Directions — Copy without pictures. Please restate each line of the listing exactly.
BEGIN Data supplied
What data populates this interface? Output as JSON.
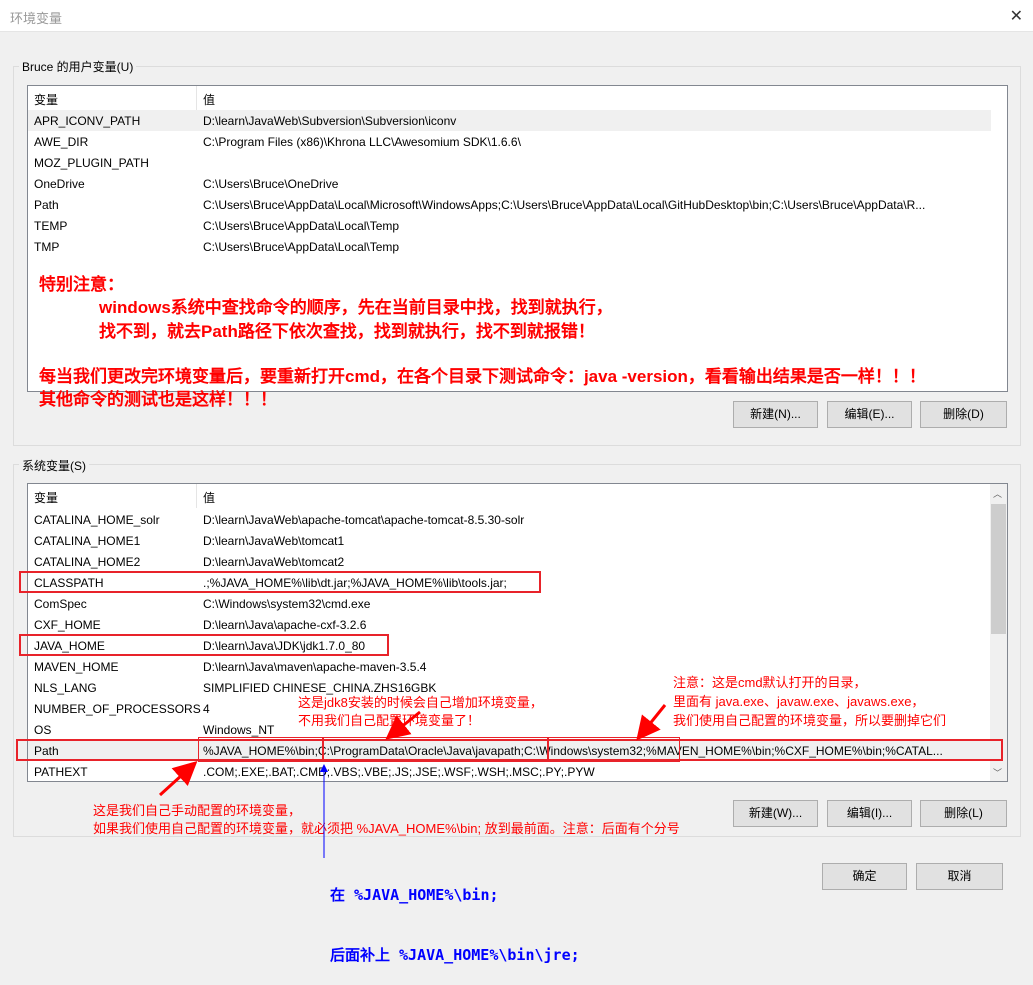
{
  "window": {
    "title": "环境变量",
    "close": "✕"
  },
  "user": {
    "group_label": "Bruce 的用户变量(U)",
    "col_name": "变量",
    "col_value": "值",
    "rows": [
      {
        "name": "APR_ICONV_PATH",
        "value": "D:\\learn\\JavaWeb\\Subversion\\Subversion\\iconv"
      },
      {
        "name": "AWE_DIR",
        "value": "C:\\Program Files (x86)\\Khrona LLC\\Awesomium SDK\\1.6.6\\"
      },
      {
        "name": "MOZ_PLUGIN_PATH",
        "value": ""
      },
      {
        "name": "OneDrive",
        "value": "C:\\Users\\Bruce\\OneDrive"
      },
      {
        "name": "Path",
        "value": "C:\\Users\\Bruce\\AppData\\Local\\Microsoft\\WindowsApps;C:\\Users\\Bruce\\AppData\\Local\\GitHubDesktop\\bin;C:\\Users\\Bruce\\AppData\\R..."
      },
      {
        "name": "TEMP",
        "value": "C:\\Users\\Bruce\\AppData\\Local\\Temp"
      },
      {
        "name": "TMP",
        "value": "C:\\Users\\Bruce\\AppData\\Local\\Temp"
      }
    ],
    "new": "新建(N)...",
    "edit": "编辑(E)...",
    "delete": "删除(D)"
  },
  "system": {
    "group_label": "系统变量(S)",
    "col_name": "变量",
    "col_value": "值",
    "rows": [
      {
        "name": "CATALINA_HOME_solr",
        "value": "D:\\learn\\JavaWeb\\apache-tomcat\\apache-tomcat-8.5.30-solr"
      },
      {
        "name": "CATALINA_HOME1",
        "value": "D:\\learn\\JavaWeb\\tomcat1"
      },
      {
        "name": "CATALINA_HOME2",
        "value": "D:\\learn\\JavaWeb\\tomcat2"
      },
      {
        "name": "CLASSPATH",
        "value": ".;%JAVA_HOME%\\lib\\dt.jar;%JAVA_HOME%\\lib\\tools.jar;"
      },
      {
        "name": "ComSpec",
        "value": "C:\\Windows\\system32\\cmd.exe"
      },
      {
        "name": "CXF_HOME",
        "value": "D:\\learn\\Java\\apache-cxf-3.2.6"
      },
      {
        "name": "JAVA_HOME",
        "value": "D:\\learn\\Java\\JDK\\jdk1.7.0_80"
      },
      {
        "name": "MAVEN_HOME",
        "value": "D:\\learn\\Java\\maven\\apache-maven-3.5.4"
      },
      {
        "name": "NLS_LANG",
        "value": "SIMPLIFIED CHINESE_CHINA.ZHS16GBK"
      },
      {
        "name": "NUMBER_OF_PROCESSORS",
        "value": "4"
      },
      {
        "name": "OS",
        "value": "Windows_NT"
      },
      {
        "name": "Path",
        "value": "%JAVA_HOME%\\bin;C:\\ProgramData\\Oracle\\Java\\javapath;C:\\Windows\\system32;%MAVEN_HOME%\\bin;%CXF_HOME%\\bin;%CATAL..."
      },
      {
        "name": "PATHEXT",
        "value": ".COM;.EXE;.BAT;.CMD;.VBS;.VBE;.JS;.JSE;.WSF;.WSH;.MSC;.PY;.PYW"
      }
    ],
    "new": "新建(W)...",
    "edit": "编辑(I)...",
    "delete": "删除(L)"
  },
  "ok": "确定",
  "cancel": "取消",
  "annotations": {
    "big": [
      "特别注意：",
      "windows系统中查找命令的顺序，先在当前目录中找，找到就执行，",
      "找不到，就去Path路径下依次查找，找到就执行，找不到就报错！",
      "每当我们更改完环境变量后，要重新打开cmd，在各个目录下测试命令：java -version，看看输出结果是否一样！！！",
      "其他命令的测试也是这样！！！"
    ],
    "jdk8": [
      "这是jdk8安装的时候会自己增加环境变量，",
      "不用我们自己配置环境变量了！"
    ],
    "cmd": [
      "注意：这是cmd默认打开的目录，",
      "里面有 java.exe、javaw.exe、javaws.exe，",
      "我们使用自己配置的环境变量，所以要删掉它们"
    ],
    "manual": [
      "这是我们自己手动配置的环境变量，",
      "如果我们使用自己配置的环境变量，就必须把 %JAVA_HOME%\\bin; 放到最前面。注意：后面有个分号"
    ],
    "jre": [
      "在 %JAVA_HOME%\\bin;",
      "后面补上 %JAVA_HOME%\\bin\\jre;"
    ]
  },
  "colors": {
    "annotation_red": "#ff0000",
    "annotation_blue": "#0000ff",
    "highlight_box": "#e8232a"
  }
}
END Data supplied
Solution to the exercise —
What data populates this interface? Output as JSON.
{
  "window": {
    "title": "环境变量",
    "close": "✕"
  },
  "user": {
    "group_label": "Bruce 的用户变量(U)",
    "col_name": "变量",
    "col_value": "值",
    "rows": [
      {
        "name": "APR_ICONV_PATH",
        "value": "D:\\learn\\JavaWeb\\Subversion\\Subversion\\iconv"
      },
      {
        "name": "AWE_DIR",
        "value": "C:\\Program Files (x86)\\Khrona LLC\\Awesomium SDK\\1.6.6\\"
      },
      {
        "name": "MOZ_PLUGIN_PATH",
        "value": ""
      },
      {
        "name": "OneDrive",
        "value": "C:\\Users\\Bruce\\OneDrive"
      },
      {
        "name": "Path",
        "value": "C:\\Users\\Bruce\\AppData\\Local\\Microsoft\\WindowsApps;C:\\Users\\Bruce\\AppData\\Local\\GitHubDesktop\\bin;C:\\Users\\Bruce\\AppData\\R..."
      },
      {
        "name": "TEMP",
        "value": "C:\\Users\\Bruce\\AppData\\Local\\Temp"
      },
      {
        "name": "TMP",
        "value": "C:\\Users\\Bruce\\AppData\\Local\\Temp"
      }
    ],
    "new": "新建(N)...",
    "edit": "编辑(E)...",
    "delete": "删除(D)"
  },
  "system": {
    "group_label": "系统变量(S)",
    "col_name": "变量",
    "col_value": "值",
    "rows": [
      {
        "name": "CATALINA_HOME_solr",
        "value": "D:\\learn\\JavaWeb\\apache-tomcat\\apache-tomcat-8.5.30-solr"
      },
      {
        "name": "CATALINA_HOME1",
        "value": "D:\\learn\\JavaWeb\\tomcat1"
      },
      {
        "name": "CATALINA_HOME2",
        "value": "D:\\learn\\JavaWeb\\tomcat2"
      },
      {
        "name": "CLASSPATH",
        "value": ".;%JAVA_HOME%\\lib\\dt.jar;%JAVA_HOME%\\lib\\tools.jar;"
      },
      {
        "name": "ComSpec",
        "value": "C:\\Windows\\system32\\cmd.exe"
      },
      {
        "name": "CXF_HOME",
        "value": "D:\\learn\\Java\\apache-cxf-3.2.6"
      },
      {
        "name": "JAVA_HOME",
        "value": "D:\\learn\\Java\\JDK\\jdk1.7.0_80"
      },
      {
        "name": "MAVEN_HOME",
        "value": "D:\\learn\\Java\\maven\\apache-maven-3.5.4"
      },
      {
        "name": "NLS_LANG",
        "value": "SIMPLIFIED CHINESE_CHINA.ZHS16GBK"
      },
      {
        "name": "NUMBER_OF_PROCESSORS",
        "value": "4"
      },
      {
        "name": "OS",
        "value": "Windows_NT"
      },
      {
        "name": "Path",
        "value": "%JAVA_HOME%\\bin;C:\\ProgramData\\Oracle\\Java\\javapath;C:\\Windows\\system32;%MAVEN_HOME%\\bin;%CXF_HOME%\\bin;%CATAL..."
      },
      {
        "name": "PATHEXT",
        "value": ".COM;.EXE;.BAT;.CMD;.VBS;.VBE;.JS;.JSE;.WSF;.WSH;.MSC;.PY;.PYW"
      }
    ],
    "new": "新建(W)...",
    "edit": "编辑(I)...",
    "delete": "删除(L)"
  },
  "ok": "确定",
  "cancel": "取消",
  "annotations": {
    "big": [
      "特别注意：",
      "windows系统中查找命令的顺序，先在当前目录中找，找到就执行，",
      "找不到，就去Path路径下依次查找，找到就执行，找不到就报错！",
      "每当我们更改完环境变量后，要重新打开cmd，在各个目录下测试命令：java -version，看看输出结果是否一样！！！",
      "其他命令的测试也是这样！！！"
    ],
    "jdk8": [
      "这是jdk8安装的时候会自己增加环境变量，",
      "不用我们自己配置环境变量了！"
    ],
    "cmd": [
      "注意：这是cmd默认打开的目录，",
      "里面有 java.exe、javaw.exe、javaws.exe，",
      "我们使用自己配置的环境变量，所以要删掉它们"
    ],
    "manual": [
      "这是我们自己手动配置的环境变量，",
      "如果我们使用自己配置的环境变量，就必须把 %JAVA_HOME%\\bin; 放到最前面。注意：后面有个分号"
    ],
    "jre": [
      "在 %JAVA_HOME%\\bin;",
      "后面补上 %JAVA_HOME%\\bin\\jre;"
    ]
  },
  "colors": {
    "annotation_red": "#ff0000",
    "annotation_blue": "#0000ff",
    "highlight_box": "#e8232a"
  }
}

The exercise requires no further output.